How a Good Night’s Sleep Helps Support Brain Health

By | January 7, 2014

brain-sleepA pair of recent research studies on sleep highlight how important quality of sleep is for a healthy brain.

Our brains consume over 20% of all metabolic activity (mainly oxygen & glucose) in the human body, even though the average brain comprises only 2% of body weight. This outsize power usage produces a host of byproducts, including amyloid beta protein, one of the hallmarks of Alzheimer’s disease.

The first study, published in the journal Science, looked at how the brain clears metabolic debris from a busy day. During sleep, researchers found that the interstitial volume (the fluid filled space between brain cells) increased by 60%, which allowed the brain to clear amyloid beta and other waste products at a much faster rate than during waking hours.

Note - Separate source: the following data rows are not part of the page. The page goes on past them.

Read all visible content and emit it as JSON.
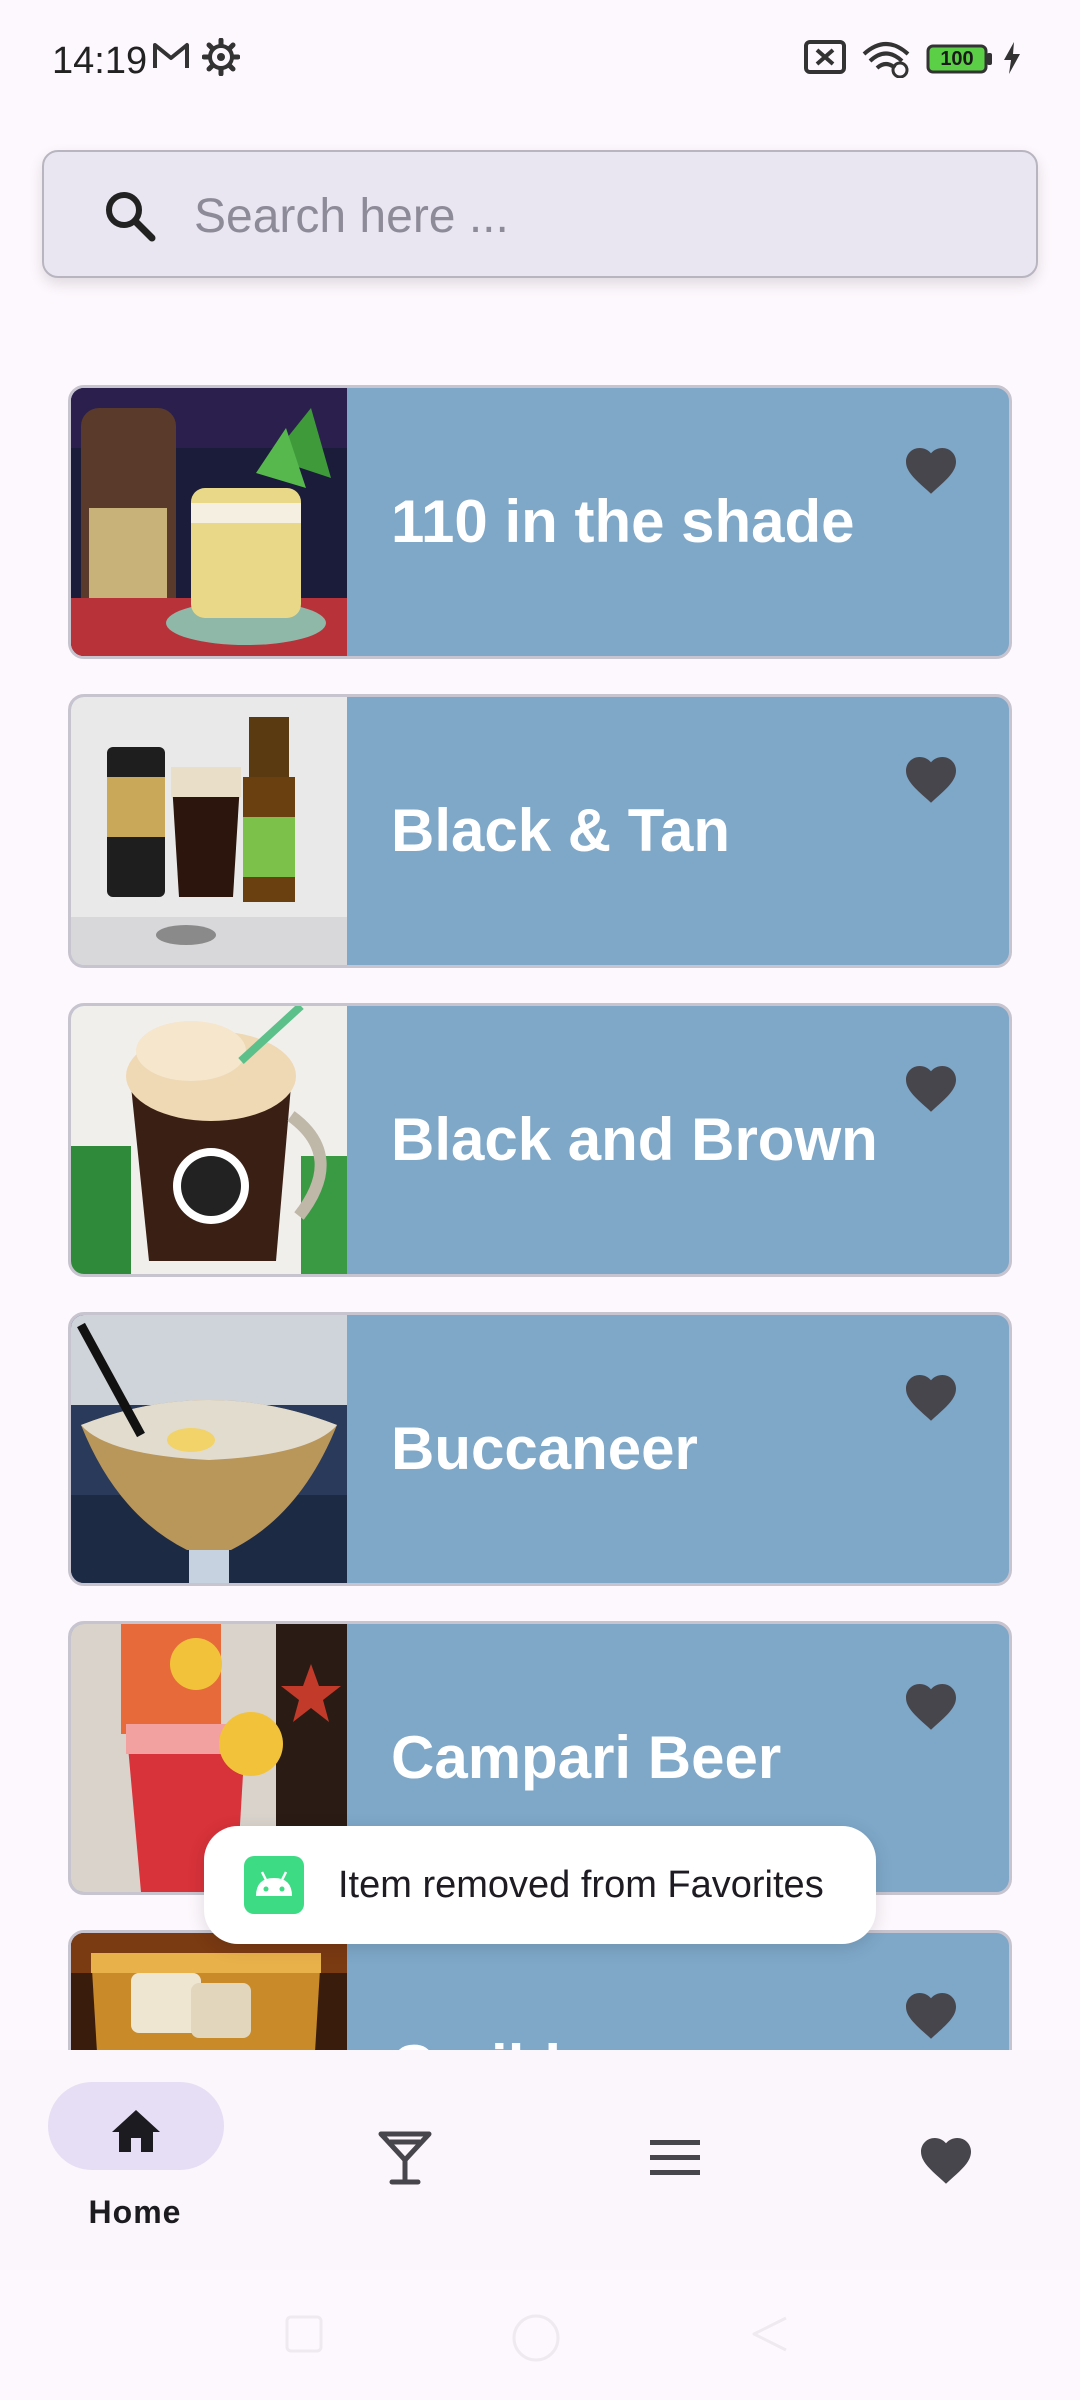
{
  "status_bar": {
    "time": "14:19",
    "battery": "100",
    "icons": [
      "gmail-icon",
      "settings-icon",
      "no-sim-icon",
      "wifi-icon",
      "battery-icon",
      "charging-icon"
    ]
  },
  "search": {
    "placeholder": "Search here ...",
    "value": ""
  },
  "drinks": [
    {
      "name": "110 in the shade",
      "favorite": true,
      "thumb": "cocktail-photo"
    },
    {
      "name": "Black & Tan",
      "favorite": true,
      "thumb": "beer-cans-photo"
    },
    {
      "name": "Black and Brown",
      "favorite": true,
      "thumb": "root-beer-float-photo"
    },
    {
      "name": "Buccaneer",
      "favorite": true,
      "thumb": "cocktail-glass-photo"
    },
    {
      "name": "Campari Beer",
      "favorite": true,
      "thumb": "campari-photo"
    },
    {
      "name": "Caribbean",
      "favorite": true,
      "thumb": "whiskey-photo"
    }
  ],
  "toast": {
    "message": "Item removed from Favorites",
    "icon": "android-icon"
  },
  "bottom_nav": {
    "items": [
      {
        "label": "Home",
        "icon": "home-icon",
        "active": true
      },
      {
        "label": "",
        "icon": "cocktail-icon",
        "active": false
      },
      {
        "label": "",
        "icon": "menu-icon",
        "active": false
      },
      {
        "label": "",
        "icon": "heart-icon",
        "active": false
      }
    ]
  },
  "colors": {
    "card_bg": "#7ea7c8",
    "active_pill": "#e6def4",
    "search_bg": "#e9e5f1",
    "heart": "#48464d"
  }
}
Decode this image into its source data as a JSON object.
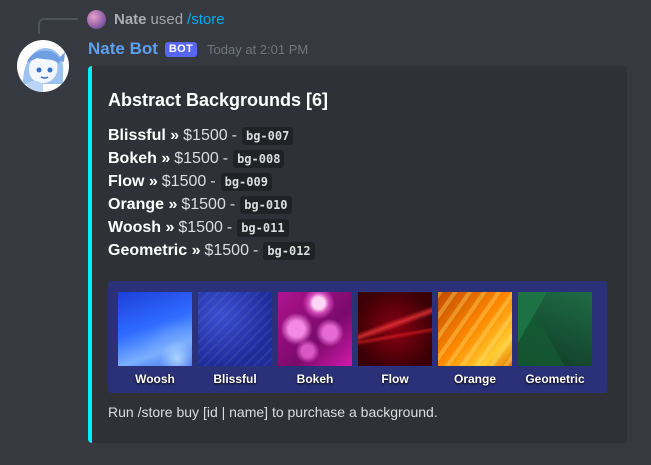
{
  "reply": {
    "name": "Nate",
    "used": "used",
    "command": "/store"
  },
  "message": {
    "author": "Nate Bot",
    "badge": "BOT",
    "timestamp": "Today at 2:01 PM"
  },
  "embed": {
    "accent_color": "#00f0ff",
    "title": "Abstract Backgrounds [6]",
    "items": [
      {
        "name": "Blissful »",
        "price": "$1500",
        "sep": "-",
        "id": "bg-007"
      },
      {
        "name": "Bokeh »",
        "price": "$1500",
        "sep": "-",
        "id": "bg-008"
      },
      {
        "name": "Flow »",
        "price": "$1500",
        "sep": "-",
        "id": "bg-009"
      },
      {
        "name": "Orange »",
        "price": "$1500",
        "sep": "-",
        "id": "bg-010"
      },
      {
        "name": "Woosh »",
        "price": "$1500",
        "sep": "-",
        "id": "bg-011"
      },
      {
        "name": "Geometric »",
        "price": "$1500",
        "sep": "-",
        "id": "bg-012"
      }
    ],
    "gallery": [
      {
        "label": "Woosh"
      },
      {
        "label": "Blissful"
      },
      {
        "label": "Bokeh"
      },
      {
        "label": "Flow"
      },
      {
        "label": "Orange"
      },
      {
        "label": "Geometric"
      }
    ],
    "footer": "Run /store buy [id | name] to purchase a background."
  }
}
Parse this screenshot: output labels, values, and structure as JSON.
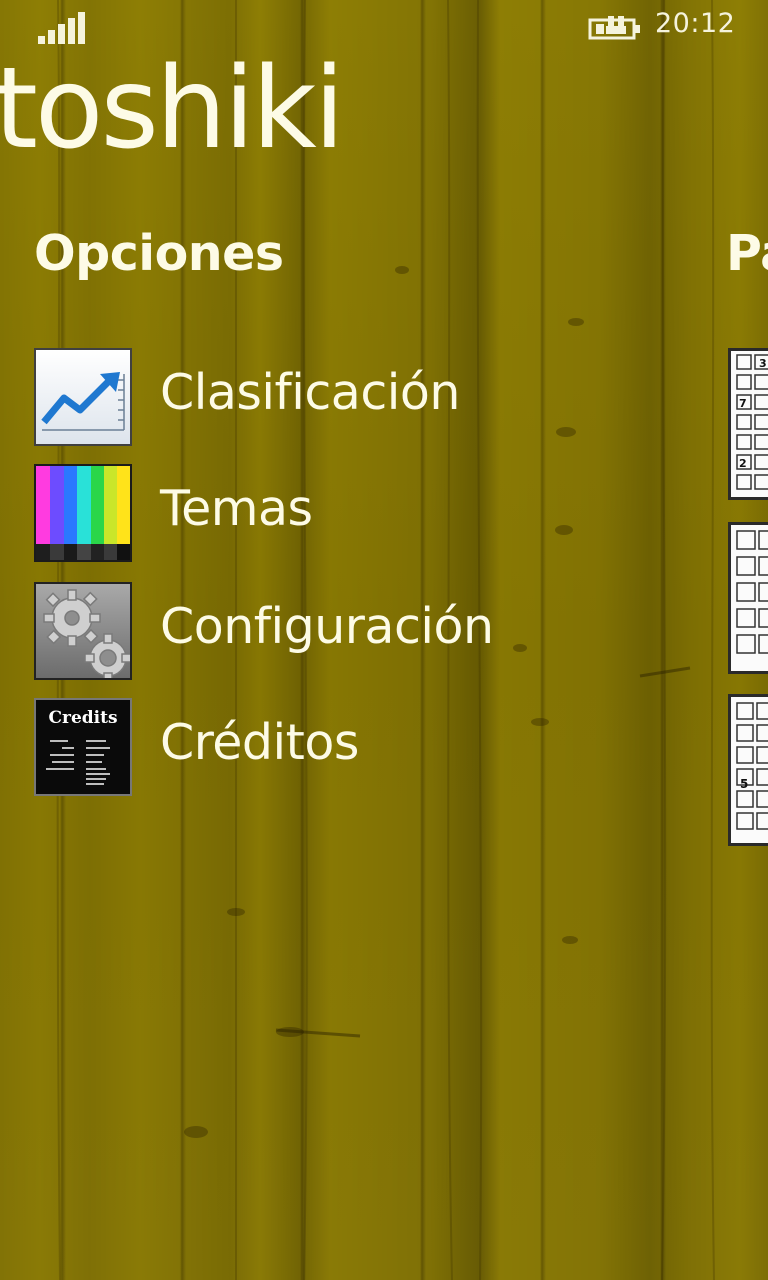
{
  "status_bar": {
    "time": "20:12",
    "signal_icon": "signal-bars-icon",
    "battery_icon": "battery-charging-icon"
  },
  "app": {
    "title": "toshiki"
  },
  "options_section": {
    "header": "Opciones",
    "items": [
      {
        "label": "Clasificación",
        "icon": "ranking-chart-icon"
      },
      {
        "label": "Temas",
        "icon": "color-bars-icon"
      },
      {
        "label": "Configuración",
        "icon": "gears-icon"
      },
      {
        "label": "Créditos",
        "icon": "credits-icon",
        "icon_text": "Credits"
      }
    ]
  },
  "next_section": {
    "header": "Pa",
    "puzzles": [
      {
        "clues": [
          "3",
          "7",
          "2"
        ]
      },
      {
        "clues": []
      },
      {
        "clues": [
          "5"
        ]
      }
    ]
  },
  "colors": {
    "background": "#8a7a06",
    "text": "#fdfbe6"
  }
}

In other words, the brain’s garbage disposal system kicks into high gear when we are sleeping, clearing toxic amyloid beta, and getting us ready for the new day.

This leads us to the second study published in JAMA Neurology, which found a strong correlation between poor quality sleep (both short & disturbed sleep patterns) and a chronic buildup of amyloid beta protein in the brain. It’s unclear whether poor sleep triggers the amyloid accumulation in the brain, or if the amyloid beta buildup prevents quality sleep – it’s probably a cascade process that triggers a harmful feedback loop.

Bottom line: get a solid 8 hours of sleep each night for good brain health. Keep in mind these sleep hygiene tips:

  • Associate your bed and bedroom with sleep. It’s not a good idea to use your bed to watch TV, listen to the radio, or read.
  • Avoid stimulants such as caffeine, nicotine, and alcohol too close to bedtime. (Alcohol metabolizes into glucose, which is a stimulant to the body.)
  • Ensure adequate exposure to natural light during waking hours – use a lamp that simulates sunlight if necessary.
  • Daytime exercise can promote good sleep. A relaxing exercise, like yoga or meditation, can also be done before bed to help initiate a restful night’s sleep.

See also: Linking Exercise to a Healthy Brain

See also: When Memory Loss is not Alzheimer’s: Vitamin B Deficiencies